Data records for software interfaces
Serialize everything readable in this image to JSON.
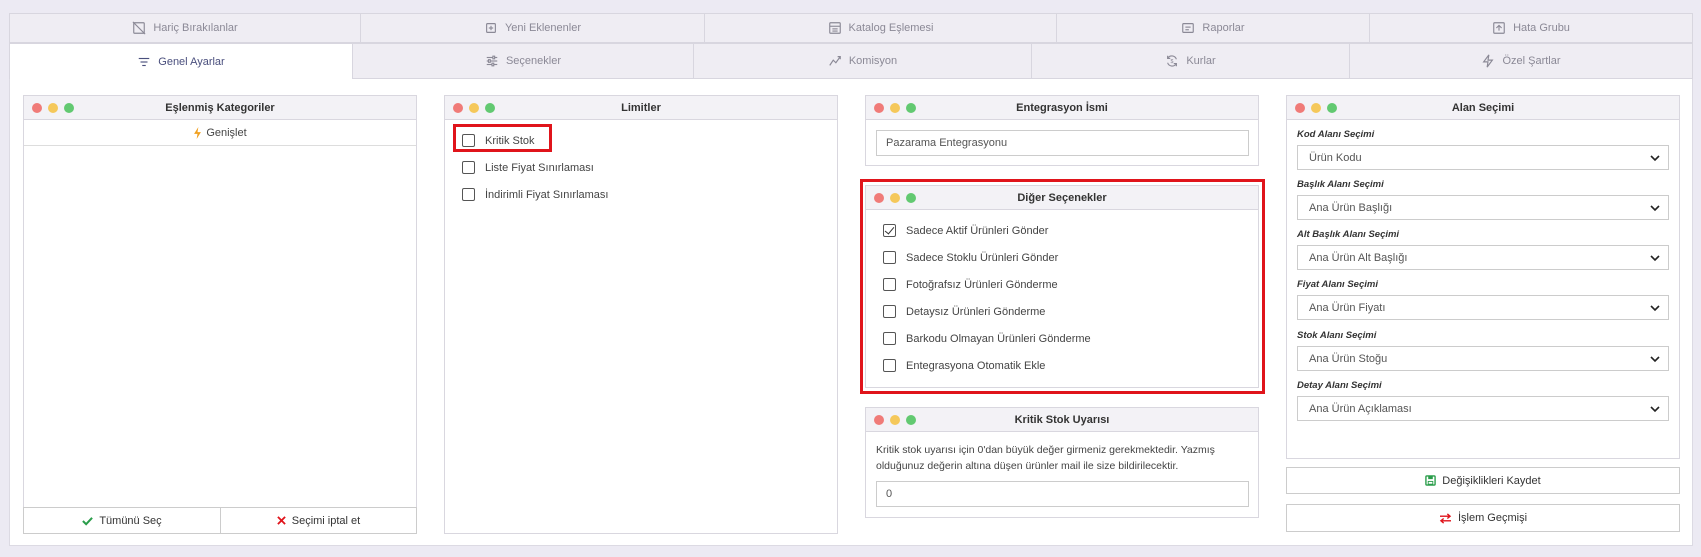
{
  "tabs_row1": [
    {
      "label": "Hariç Bırakılanlar",
      "icon": "excluded-icon"
    },
    {
      "label": "Yeni Eklenenler",
      "icon": "new-items-icon"
    },
    {
      "label": "Katalog Eşlemesi",
      "icon": "catalog-icon"
    },
    {
      "label": "Raporlar",
      "icon": "report-icon"
    },
    {
      "label": "Hata Grubu",
      "icon": "error-group-icon"
    }
  ],
  "tabs_row2": [
    {
      "label": "Genel Ayarlar",
      "icon": "filter-icon",
      "active": true
    },
    {
      "label": "Seçenekler",
      "icon": "sliders-icon"
    },
    {
      "label": "Komisyon",
      "icon": "commission-icon"
    },
    {
      "label": "Kurlar",
      "icon": "currency-icon"
    },
    {
      "label": "Özel Şartlar",
      "icon": "bolt-icon"
    }
  ],
  "categories": {
    "title": "Eşlenmiş Kategoriler",
    "expand_label": "Genişlet",
    "select_all_label": "Tümünü Seç",
    "cancel_label": "Seçimi iptal et"
  },
  "limits": {
    "title": "Limitler",
    "items": [
      {
        "label": "Kritik Stok",
        "checked": false
      },
      {
        "label": "Liste Fiyat Sınırlaması",
        "checked": false
      },
      {
        "label": "İndirimli Fiyat Sınırlaması",
        "checked": false
      }
    ]
  },
  "integration": {
    "title": "Entegrasyon İsmi",
    "value": "Pazarama  Entegrasyonu"
  },
  "other_options": {
    "title": "Diğer Seçenekler",
    "items": [
      {
        "label": "Sadece Aktif Ürünleri Gönder",
        "checked": true
      },
      {
        "label": "Sadece Stoklu Ürünleri Gönder",
        "checked": false
      },
      {
        "label": "Fotoğrafsız Ürünleri Gönderme",
        "checked": false
      },
      {
        "label": "Detaysız Ürünleri Gönderme",
        "checked": false
      },
      {
        "label": "Barkodu Olmayan Ürünleri Gönderme",
        "checked": false
      },
      {
        "label": "Entegrasyona Otomatik Ekle",
        "checked": false
      }
    ]
  },
  "critical_stock": {
    "title": "Kritik Stok Uyarısı",
    "description": "Kritik stok uyarısı için 0'dan büyük değer girmeniz gerekmektedir. Yazmış olduğunuz değerin altına düşen ürünler mail ile size bildirilecektir.",
    "value": "0"
  },
  "field_selection": {
    "title": "Alan Seçimi",
    "fields": [
      {
        "label": "Kod Alanı Seçimi",
        "value": "Ürün Kodu"
      },
      {
        "label": "Başlık Alanı Seçimi",
        "value": "Ana Ürün Başlığı"
      },
      {
        "label": "Alt Başlık Alanı Seçimi",
        "value": "Ana Ürün Alt Başlığı"
      },
      {
        "label": "Fiyat Alanı Seçimi",
        "value": "Ana Ürün Fiyatı"
      },
      {
        "label": "Stok Alanı Seçimi",
        "value": "Ana Ürün Stoğu"
      },
      {
        "label": "Detay Alanı Seçimi",
        "value": "Ana Ürün Açıklaması"
      }
    ]
  },
  "actions": {
    "save_label": "Değişiklikleri Kaydet",
    "history_label": "İşlem Geçmişi"
  },
  "colors": {
    "highlight": "#e0141b",
    "active_tab_text": "#4a4f7d",
    "save_icon": "#2a9d4a",
    "history_icon": "#e0141b",
    "bolt": "#f0a020"
  }
}
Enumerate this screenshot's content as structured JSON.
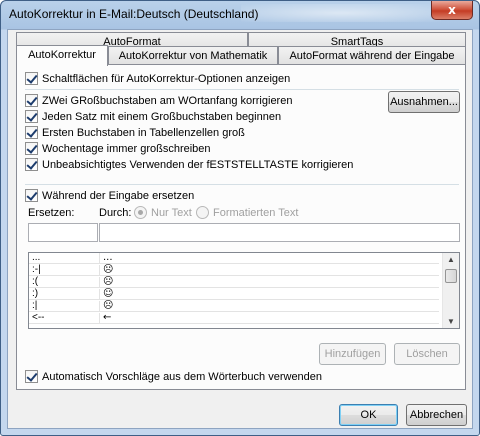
{
  "window": {
    "title": "AutoKorrektur in E-Mail:Deutsch (Deutschland)",
    "close_glyph": "x"
  },
  "tabs": {
    "row1": [
      "AutoFormat",
      "SmartTags"
    ],
    "row2": [
      "AutoKorrektur",
      "AutoKorrektur von Mathematik",
      "AutoFormat während der Eingabe"
    ],
    "active": "AutoKorrektur"
  },
  "options": {
    "show_buttons": {
      "label": "Schaltflächen für AutoKorrektur-Optionen anzeigen",
      "checked": true
    },
    "two_caps": {
      "label": "ZWei GRoßbuchstaben am WOrtanfang korrigieren",
      "checked": true
    },
    "sentence_cap": {
      "label": "Jeden Satz mit einem Großbuchstaben beginnen",
      "checked": true
    },
    "table_cap": {
      "label": "Ersten Buchstaben in Tabellenzellen groß",
      "checked": true
    },
    "weekdays": {
      "label": "Wochentage immer großschreiben",
      "checked": true
    },
    "capslock": {
      "label": "Unbeabsichtigtes Verwenden der fESTSTELLTASTE korrigieren",
      "checked": true
    },
    "exceptions_button": "Ausnahmen..."
  },
  "replace": {
    "label": "Während der Eingabe ersetzen",
    "checked": true,
    "replace_label": "Ersetzen:",
    "with_label": "Durch:",
    "radio_plain": "Nur Text",
    "radio_formatted": "Formatierten Text",
    "replace_value": "",
    "with_value": "",
    "entries": [
      {
        "from": "...",
        "to": "..."
      },
      {
        "from": ":-|",
        "to": "☹"
      },
      {
        "from": ":(",
        "to": "☹"
      },
      {
        "from": ":)",
        "to": "☺"
      },
      {
        "from": ":|",
        "to": "☹"
      },
      {
        "from": "<--",
        "to": "←"
      }
    ],
    "add_button": "Hinzufügen",
    "delete_button": "Löschen"
  },
  "suggestions": {
    "label": "Automatisch Vorschläge aus dem Wörterbuch verwenden",
    "checked": true
  },
  "footer": {
    "ok": "OK",
    "cancel": "Abbrechen"
  }
}
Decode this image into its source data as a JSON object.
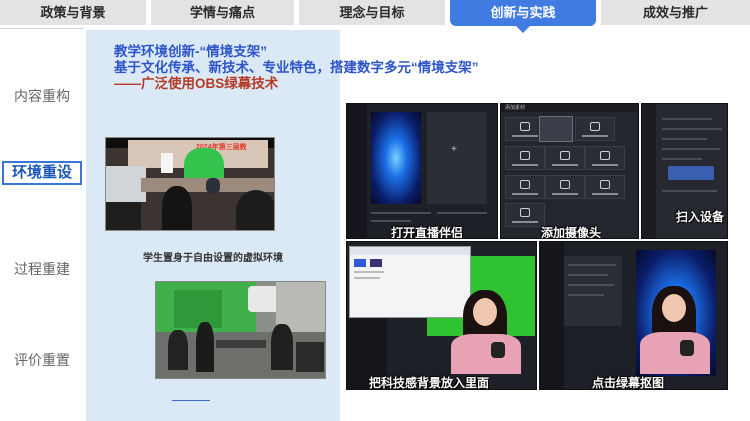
{
  "tabs": [
    {
      "label": "政策与背景",
      "active": false
    },
    {
      "label": "学情与痛点",
      "active": false
    },
    {
      "label": "理念与目标",
      "active": false
    },
    {
      "label": "创新与实践",
      "active": true
    },
    {
      "label": "成效与推广",
      "active": false
    }
  ],
  "nav": [
    {
      "label": "内容重构",
      "active": false
    },
    {
      "label": "环境重设",
      "active": true
    },
    {
      "label": "过程重建",
      "active": false
    },
    {
      "label": "评价重置",
      "active": false
    }
  ],
  "heading": {
    "line1": "教学环境创新-“情境支架”",
    "line2": "基于文化传承、新技术、专业特色，搭建数字多元“情境支架”",
    "line3": "——广泛使用OBS绿幕技术"
  },
  "photo_caption": "学生置身于自由设置的虚拟环境",
  "photo1_overlay": "2024年第三届教",
  "screenshots": [
    {
      "caption": "打开直播伴侣"
    },
    {
      "caption": "添加摄像头"
    },
    {
      "caption": "扫入设备"
    },
    {
      "caption": "把科技感背景放入里面"
    },
    {
      "caption": "点击绿幕抠图"
    }
  ],
  "obs_menu_title": "添加素材",
  "colors": {
    "accent": "#3f7be0",
    "panel": "#dbe9f7",
    "heading_blue": "#2d55c9",
    "heading_red": "#b53a24"
  }
}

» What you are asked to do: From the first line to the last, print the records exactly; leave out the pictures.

» Answer to this task:
Serialize everything readable in this image to JSON.
{
  "tabs_row1": [
    {
      "label": "Hariç Bırakılanlar",
      "icon": "excluded-icon"
    },
    {
      "label": "Yeni Eklenenler",
      "icon": "new-items-icon"
    },
    {
      "label": "Katalog Eşlemesi",
      "icon": "catalog-icon"
    },
    {
      "label": "Raporlar",
      "icon": "report-icon"
    },
    {
      "label": "Hata Grubu",
      "icon": "error-group-icon"
    }
  ],
  "tabs_row2": [
    {
      "label": "Genel Ayarlar",
      "icon": "filter-icon",
      "active": true
    },
    {
      "label": "Seçenekler",
      "icon": "sliders-icon"
    },
    {
      "label": "Komisyon",
      "icon": "commission-icon"
    },
    {
      "label": "Kurlar",
      "icon": "currency-icon"
    },
    {
      "label": "Özel Şartlar",
      "icon": "bolt-icon"
    }
  ],
  "categories": {
    "title": "Eşlenmiş Kategoriler",
    "expand_label": "Genişlet",
    "select_all_label": "Tümünü Seç",
    "cancel_label": "Seçimi iptal et"
  },
  "limits": {
    "title": "Limitler",
    "items": [
      {
        "label": "Kritik Stok",
        "checked": false
      },
      {
        "label": "Liste Fiyat Sınırlaması",
        "checked": false
      },
      {
        "label": "İndirimli Fiyat Sınırlaması",
        "checked": false
      }
    ]
  },
  "integration": {
    "title": "Entegrasyon İsmi",
    "value": "Pazarama  Entegrasyonu"
  },
  "other_options": {
    "title": "Diğer Seçenekler",
    "items": [
      {
        "label": "Sadece Aktif Ürünleri Gönder",
        "checked": true
      },
      {
        "label": "Sadece Stoklu Ürünleri Gönder",
        "checked": false
      },
      {
        "label": "Fotoğrafsız Ürünleri Gönderme",
        "checked": false
      },
      {
        "label": "Detaysız Ürünleri Gönderme",
        "checked": false
      },
      {
        "label": "Barkodu Olmayan Ürünleri Gönderme",
        "checked": false
      },
      {
        "label": "Entegrasyona Otomatik Ekle",
        "checked": false
      }
    ]
  },
  "critical_stock": {
    "title": "Kritik Stok Uyarısı",
    "description": "Kritik stok uyarısı için 0'dan büyük değer girmeniz gerekmektedir. Yazmış olduğunuz değerin altına düşen ürünler mail ile size bildirilecektir.",
    "value": "0"
  },
  "field_selection": {
    "title": "Alan Seçimi",
    "fields": [
      {
        "label": "Kod Alanı Seçimi",
        "value": "Ürün Kodu"
      },
      {
        "label": "Başlık Alanı Seçimi",
        "value": "Ana Ürün Başlığı"
      },
      {
        "label": "Alt Başlık Alanı Seçimi",
        "value": "Ana Ürün Alt Başlığı"
      },
      {
        "label": "Fiyat Alanı Seçimi",
        "value": "Ana Ürün Fiyatı"
      },
      {
        "label": "Stok Alanı Seçimi",
        "value": "Ana Ürün Stoğu"
      },
      {
        "label": "Detay Alanı Seçimi",
        "value": "Ana Ürün Açıklaması"
      }
    ]
  },
  "actions": {
    "save_label": "Değişiklikleri Kaydet",
    "history_label": "İşlem Geçmişi"
  },
  "colors": {
    "highlight": "#e0141b",
    "active_tab_text": "#4a4f7d",
    "save_icon": "#2a9d4a",
    "history_icon": "#e0141b",
    "bolt": "#f0a020"
  }
}
Enumerate this screenshot's content as structured JSON.
{
  "window": {
    "title": "AutoKorrektur in E-Mail:Deutsch (Deutschland)",
    "close_glyph": "x"
  },
  "tabs": {
    "row1": [
      "AutoFormat",
      "SmartTags"
    ],
    "row2": [
      "AutoKorrektur",
      "AutoKorrektur von Mathematik",
      "AutoFormat während der Eingabe"
    ],
    "active": "AutoKorrektur"
  },
  "options": {
    "show_buttons": {
      "label": "Schaltflächen für AutoKorrektur-Optionen anzeigen",
      "checked": true
    },
    "two_caps": {
      "label": "ZWei GRoßbuchstaben am WOrtanfang korrigieren",
      "checked": true
    },
    "sentence_cap": {
      "label": "Jeden Satz mit einem Großbuchstaben beginnen",
      "checked": true
    },
    "table_cap": {
      "label": "Ersten Buchstaben in Tabellenzellen groß",
      "checked": true
    },
    "weekdays": {
      "label": "Wochentage immer großschreiben",
      "checked": true
    },
    "capslock": {
      "label": "Unbeabsichtigtes Verwenden der fESTSTELLTASTE korrigieren",
      "checked": true
    },
    "exceptions_button": "Ausnahmen..."
  },
  "replace": {
    "label": "Während der Eingabe ersetzen",
    "checked": true,
    "replace_label": "Ersetzen:",
    "with_label": "Durch:",
    "radio_plain": "Nur Text",
    "radio_formatted": "Formatierten Text",
    "replace_value": "",
    "with_value": "",
    "entries": [
      {
        "from": "...",
        "to": "..."
      },
      {
        "from": ":-|",
        "to": "☹"
      },
      {
        "from": ":(",
        "to": "☹"
      },
      {
        "from": ":)",
        "to": "☺"
      },
      {
        "from": ":|",
        "to": "☹"
      },
      {
        "from": "<--",
        "to": "←"
      }
    ],
    "add_button": "Hinzufügen",
    "delete_button": "Löschen"
  },
  "suggestions": {
    "label": "Automatisch Vorschläge aus dem Wörterbuch verwenden",
    "checked": true
  },
  "footer": {
    "ok": "OK",
    "cancel": "Abbrechen"
  }
}
Decode this image into its source data as a JSON object.
{
  "tabs": [
    {
      "label": "政策与背景",
      "active": false
    },
    {
      "label": "学情与痛点",
      "active": false
    },
    {
      "label": "理念与目标",
      "active": false
    },
    {
      "label": "创新与实践",
      "active": true
    },
    {
      "label": "成效与推广",
      "active": false
    }
  ],
  "nav": [
    {
      "label": "内容重构",
      "active": false
    },
    {
      "label": "环境重设",
      "active": true
    },
    {
      "label": "过程重建",
      "active": false
    },
    {
      "label": "评价重置",
      "active": false
    }
  ],
  "heading": {
    "line1": "教学环境创新-“情境支架”",
    "line2": "基于文化传承、新技术、专业特色，搭建数字多元“情境支架”",
    "line3": "——广泛使用OBS绿幕技术"
  },
  "photo_caption": "学生置身于自由设置的虚拟环境",
  "photo1_overlay": "2024年第三届教",
  "screenshots": [
    {
      "caption": "打开直播伴侣"
    },
    {
      "caption": "添加摄像头"
    },
    {
      "caption": "扫入设备"
    },
    {
      "caption": "把科技感背景放入里面"
    },
    {
      "caption": "点击绿幕抠图"
    }
  ],
  "obs_menu_title": "添加素材",
  "colors": {
    "accent": "#3f7be0",
    "panel": "#dbe9f7",
    "heading_blue": "#2d55c9",
    "heading_red": "#b53a24"
  }
}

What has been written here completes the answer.